She ruled out a quick cease-fire as a "false promise" and defended her decision not to talk to officials from Hizbullah or Syria.
"Syria knows what it needs to do and Hizbullah is the source of the problem," Rice said at the State Department as she outlined US hopes for a diplomatic solution to the current crisis.
Rice said she was meeting not only with Israeli Prime Minister Ehud Olmert but also with Palestinian President Mahmoud Abbas as well as with allies at a gathering in Rome.
'Cease-fire return to status quo’
Asked why she didn't go earlier and engage in quick-hit diplomacy to try to end the death and destruction that has gripped the region,
Daniel Ayalon, Israel's ambassador to Washington, told The Associated Press that Israel would not rule out an eventual international stabilization force. But he said Israel was first determined to take out Hezbollah's command and control centers and weapons stockpiles.

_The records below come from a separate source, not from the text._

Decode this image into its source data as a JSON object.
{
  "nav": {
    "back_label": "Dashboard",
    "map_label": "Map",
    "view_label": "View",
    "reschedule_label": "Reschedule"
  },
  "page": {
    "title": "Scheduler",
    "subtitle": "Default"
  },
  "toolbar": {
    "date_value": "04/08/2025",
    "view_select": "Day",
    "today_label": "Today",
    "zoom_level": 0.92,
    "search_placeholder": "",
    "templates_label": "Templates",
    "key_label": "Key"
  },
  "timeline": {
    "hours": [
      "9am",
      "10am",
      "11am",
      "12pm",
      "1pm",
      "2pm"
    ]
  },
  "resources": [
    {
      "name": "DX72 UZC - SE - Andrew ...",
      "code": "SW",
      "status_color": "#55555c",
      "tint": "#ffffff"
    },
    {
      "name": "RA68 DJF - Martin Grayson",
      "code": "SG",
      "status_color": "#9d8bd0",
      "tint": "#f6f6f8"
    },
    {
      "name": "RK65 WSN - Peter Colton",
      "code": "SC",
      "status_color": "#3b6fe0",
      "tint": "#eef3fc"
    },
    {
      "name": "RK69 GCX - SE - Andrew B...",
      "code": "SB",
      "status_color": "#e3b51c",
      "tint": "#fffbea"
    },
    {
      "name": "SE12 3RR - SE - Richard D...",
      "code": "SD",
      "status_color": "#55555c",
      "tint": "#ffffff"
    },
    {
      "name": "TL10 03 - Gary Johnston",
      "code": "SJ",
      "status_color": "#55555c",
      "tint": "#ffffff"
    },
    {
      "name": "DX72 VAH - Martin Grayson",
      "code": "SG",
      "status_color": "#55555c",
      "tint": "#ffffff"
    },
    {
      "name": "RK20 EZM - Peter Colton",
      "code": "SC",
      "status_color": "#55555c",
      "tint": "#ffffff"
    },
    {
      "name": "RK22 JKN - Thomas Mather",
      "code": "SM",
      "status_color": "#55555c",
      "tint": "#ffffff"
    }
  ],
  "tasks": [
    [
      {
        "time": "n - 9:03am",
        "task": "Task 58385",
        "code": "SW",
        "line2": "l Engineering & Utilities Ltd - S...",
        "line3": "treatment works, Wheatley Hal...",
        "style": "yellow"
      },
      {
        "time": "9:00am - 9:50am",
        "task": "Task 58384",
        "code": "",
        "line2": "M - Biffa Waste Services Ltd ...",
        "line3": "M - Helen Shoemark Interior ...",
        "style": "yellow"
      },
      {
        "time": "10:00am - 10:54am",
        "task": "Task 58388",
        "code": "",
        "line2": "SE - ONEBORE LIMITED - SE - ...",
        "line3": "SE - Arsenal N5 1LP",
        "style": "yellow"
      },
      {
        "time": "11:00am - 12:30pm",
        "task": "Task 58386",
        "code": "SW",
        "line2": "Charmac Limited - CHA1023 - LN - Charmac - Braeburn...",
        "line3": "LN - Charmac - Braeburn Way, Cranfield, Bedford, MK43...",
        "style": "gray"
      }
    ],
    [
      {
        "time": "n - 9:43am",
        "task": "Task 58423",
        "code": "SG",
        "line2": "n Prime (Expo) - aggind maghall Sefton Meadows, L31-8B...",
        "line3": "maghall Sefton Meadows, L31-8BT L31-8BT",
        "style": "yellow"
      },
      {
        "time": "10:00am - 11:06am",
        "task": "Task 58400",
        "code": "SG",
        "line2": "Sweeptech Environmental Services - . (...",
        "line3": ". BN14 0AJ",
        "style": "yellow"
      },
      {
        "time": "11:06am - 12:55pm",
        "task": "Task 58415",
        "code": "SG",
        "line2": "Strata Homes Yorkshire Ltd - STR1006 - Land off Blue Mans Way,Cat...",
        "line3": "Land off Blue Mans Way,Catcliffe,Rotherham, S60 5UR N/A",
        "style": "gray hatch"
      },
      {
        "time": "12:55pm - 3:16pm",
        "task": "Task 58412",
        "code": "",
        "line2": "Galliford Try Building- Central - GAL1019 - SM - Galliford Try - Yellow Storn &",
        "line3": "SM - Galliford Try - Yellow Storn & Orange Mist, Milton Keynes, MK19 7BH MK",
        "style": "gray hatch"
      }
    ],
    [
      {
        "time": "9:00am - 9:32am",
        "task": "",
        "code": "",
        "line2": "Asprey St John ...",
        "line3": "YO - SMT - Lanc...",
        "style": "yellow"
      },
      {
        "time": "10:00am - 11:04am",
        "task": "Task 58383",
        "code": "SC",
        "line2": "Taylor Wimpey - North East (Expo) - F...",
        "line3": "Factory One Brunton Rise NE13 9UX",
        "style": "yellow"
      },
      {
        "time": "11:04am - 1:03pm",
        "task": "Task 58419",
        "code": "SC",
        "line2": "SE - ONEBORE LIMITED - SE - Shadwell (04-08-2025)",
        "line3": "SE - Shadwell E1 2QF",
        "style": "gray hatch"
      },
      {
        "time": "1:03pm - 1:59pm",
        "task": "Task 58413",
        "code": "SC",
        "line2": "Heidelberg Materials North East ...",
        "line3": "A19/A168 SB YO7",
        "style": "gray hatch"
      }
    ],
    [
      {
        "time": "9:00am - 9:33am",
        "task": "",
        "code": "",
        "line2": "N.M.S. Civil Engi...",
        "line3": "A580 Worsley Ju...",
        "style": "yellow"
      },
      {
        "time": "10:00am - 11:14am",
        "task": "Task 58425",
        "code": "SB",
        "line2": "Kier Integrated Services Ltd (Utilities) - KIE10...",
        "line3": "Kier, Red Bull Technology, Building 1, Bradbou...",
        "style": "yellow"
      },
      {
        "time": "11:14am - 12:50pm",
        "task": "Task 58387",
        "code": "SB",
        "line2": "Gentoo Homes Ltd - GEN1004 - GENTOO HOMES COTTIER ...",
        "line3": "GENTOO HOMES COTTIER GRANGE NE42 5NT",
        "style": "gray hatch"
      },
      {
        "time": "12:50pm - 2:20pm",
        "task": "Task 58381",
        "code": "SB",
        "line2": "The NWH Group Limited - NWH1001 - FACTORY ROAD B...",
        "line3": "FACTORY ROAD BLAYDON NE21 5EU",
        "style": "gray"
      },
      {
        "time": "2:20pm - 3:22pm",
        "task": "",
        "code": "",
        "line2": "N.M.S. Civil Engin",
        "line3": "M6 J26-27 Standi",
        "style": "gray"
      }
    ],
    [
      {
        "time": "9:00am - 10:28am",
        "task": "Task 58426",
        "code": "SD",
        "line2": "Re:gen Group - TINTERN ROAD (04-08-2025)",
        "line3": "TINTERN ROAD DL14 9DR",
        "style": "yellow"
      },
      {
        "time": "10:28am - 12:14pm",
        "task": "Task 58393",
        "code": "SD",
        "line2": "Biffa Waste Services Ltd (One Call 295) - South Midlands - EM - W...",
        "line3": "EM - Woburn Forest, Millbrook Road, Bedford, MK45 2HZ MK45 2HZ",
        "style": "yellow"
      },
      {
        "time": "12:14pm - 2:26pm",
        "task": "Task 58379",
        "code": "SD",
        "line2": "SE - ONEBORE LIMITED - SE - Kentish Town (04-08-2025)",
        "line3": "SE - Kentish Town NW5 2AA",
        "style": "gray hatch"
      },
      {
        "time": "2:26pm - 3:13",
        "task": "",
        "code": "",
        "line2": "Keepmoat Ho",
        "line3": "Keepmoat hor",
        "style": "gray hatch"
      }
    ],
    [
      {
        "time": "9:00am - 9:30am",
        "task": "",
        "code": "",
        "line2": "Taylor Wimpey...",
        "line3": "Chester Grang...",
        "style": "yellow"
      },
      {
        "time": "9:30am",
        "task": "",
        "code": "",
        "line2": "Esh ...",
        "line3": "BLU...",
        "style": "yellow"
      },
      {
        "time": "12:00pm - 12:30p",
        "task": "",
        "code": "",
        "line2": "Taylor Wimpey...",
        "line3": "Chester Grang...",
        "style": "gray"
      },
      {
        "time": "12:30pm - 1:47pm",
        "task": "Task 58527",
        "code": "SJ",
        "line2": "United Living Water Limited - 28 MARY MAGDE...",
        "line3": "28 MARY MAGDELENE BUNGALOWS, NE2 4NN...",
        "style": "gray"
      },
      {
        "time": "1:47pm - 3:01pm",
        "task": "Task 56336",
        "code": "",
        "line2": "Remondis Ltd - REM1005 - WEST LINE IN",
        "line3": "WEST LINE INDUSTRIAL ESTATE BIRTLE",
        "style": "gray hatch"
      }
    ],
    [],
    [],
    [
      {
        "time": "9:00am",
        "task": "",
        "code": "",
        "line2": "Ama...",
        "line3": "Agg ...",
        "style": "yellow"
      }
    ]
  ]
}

He described it as a "mop up" operation, and said that Israel had no desire to repeat its 18-year occupation of southern Lebanon that ended in 2000.

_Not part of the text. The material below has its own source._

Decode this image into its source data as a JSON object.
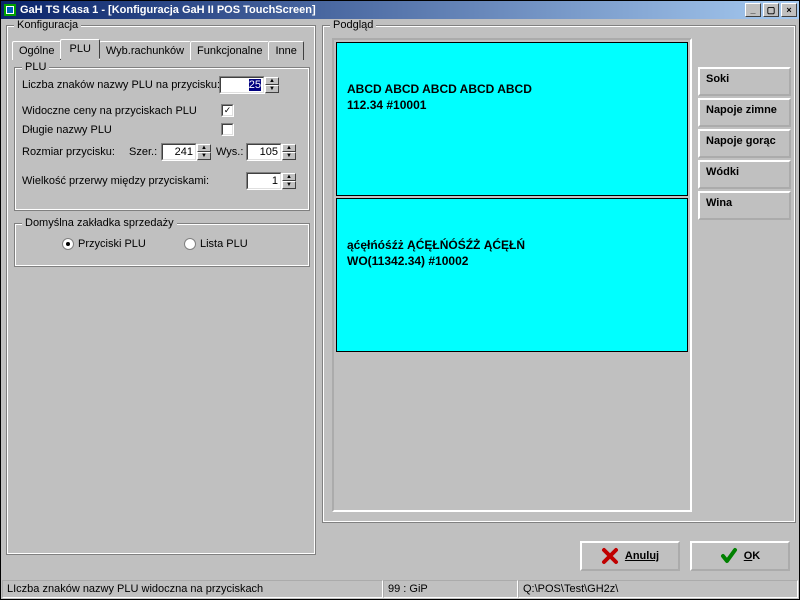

"They overplayed their hand, they miscalculated," Ayalon said of Hizbullah militants based in southern Lebanon and supported by Syria and Iran.
"This is a war not of our choosing," he said. The flare-up in violence began after Hizbullah captured two Israeli soldiers last week.
Rice said the United States was committed to ending the bloodshed, but didn't want to do it before certain conditions were met. The United States has said all along that Hizbullah must first turn over the two Israeli soldiers who were captured and stop firing missiles into Israel.
"We do seek an end to the current violence, we seek it urgently. We also seek to address the root causes of that violence," she said. "A cease-fire would be a false promise if it simply returns us to the status quo."
Rice said that it was important to deal with the "root cause" of the violence, echoing what has been the US position since last week.
President Bush, asked what he hopes Rice will achieve on her trip, said he would discuss it with her when he returns to the White House on Sunday. He was speaking at a restaurant in Aurora, Colo., as he met with 10 members of the military who recently returned from Iraq.
Talking to reporters aboard Air Force One as Bush was en route to an appearance in Colorado, she said the idea was "to provide the president and Dr. Rice a chance to continue to strategize with a key partner in the region on a diplomatic solution that will address the root causes of violence and terror in the region."
Bush and Rice will meet at the White House Sunday with Saudi Foreign Minister Saud al-Faisal and Prince Bandar bin Sultan, chief of the Saudi National Security Council.
The plans emerged following two days of meetings in New York with United Nations Secretary General Kofi Annan and envoys he sent to the region this week. Although Annan called Thursday for an immediate cease-fire, that is opposed by the United States. The Bush administration says the United States and the UN agree on the wider diplomatic goals for the region.
The United States has resisted international pressure to lean on its ally Israel to halt the fighting. Rice was likely try to point the way to a relatively quick cease-fire, but not an immediate one. She is expected in Israel on Tuesday, Israeli officials said on condition of anonymity because the schedule was not yet confirmed.
Rice is also expected to meet with European foreign ministers and representatives from Arab nations that have been unusually critical of Hezbollah. That meeting would take place somewhere in the Mideast, but the location is not set.
Rice's mission would be the first US diplomatic effort on the ground since the Israeli onslaught against Lebanon began.
The Rice initiative likely would be designed to give the United States a major role in brokering peace there. She is not expected to try to get a signed deal during her brief visit, however, and she risks laying out the U.S. goals only to have either side refuse to bargain.
Annan outlined the basic terms of a proposed cease-fire and the longer-range goals to remove the Hizbullah threat in southern Lebanon in a speech on Thursday.
Hizbullah is an Islamic militant group that also exerts political control over southern Lebanon, overshadowing the weak democratic central government in Beirut. The UN and US plan for long-term stability would give international help to the Beirut government to expel Hizbullah and install its own Army troops, something it has been unable to do on its own.
Israel called up reserve troops Friday and warned civilians to flee southern Lebanon, as it prepared for a likely ground invasion to set up a deep buffer zone.
UN mediator Vijay Nambiar stressed the urgent need for "a cessation of hostilities" in Lebanon despite "serious obstacles" and appealed to Israel to allow humanitarian access to beleaguered civilians.
Nambiar, who led a three-member team sent by UN chief Kofi Annan to the region to assess the worsening Middle East crisis, spoke during a public debate of the 15-member Security Council on how to bring a quick end to the bloodshed in Lebanon and Israel.
Nambiar cited "serious obstacles to the achievement of a comprehensive ceasefire in the immediate future" in the deadly fighting between Israel and Hizbullah in Lebanon.
But he stressed that some form of "cessation of hostilities" as called for by Annan Thursday was "essential so that captives are protected, humanitarian access is assured, civilian casualties are dramatically reduced, and the political space is opened to negotiate a full and durable ceasefire.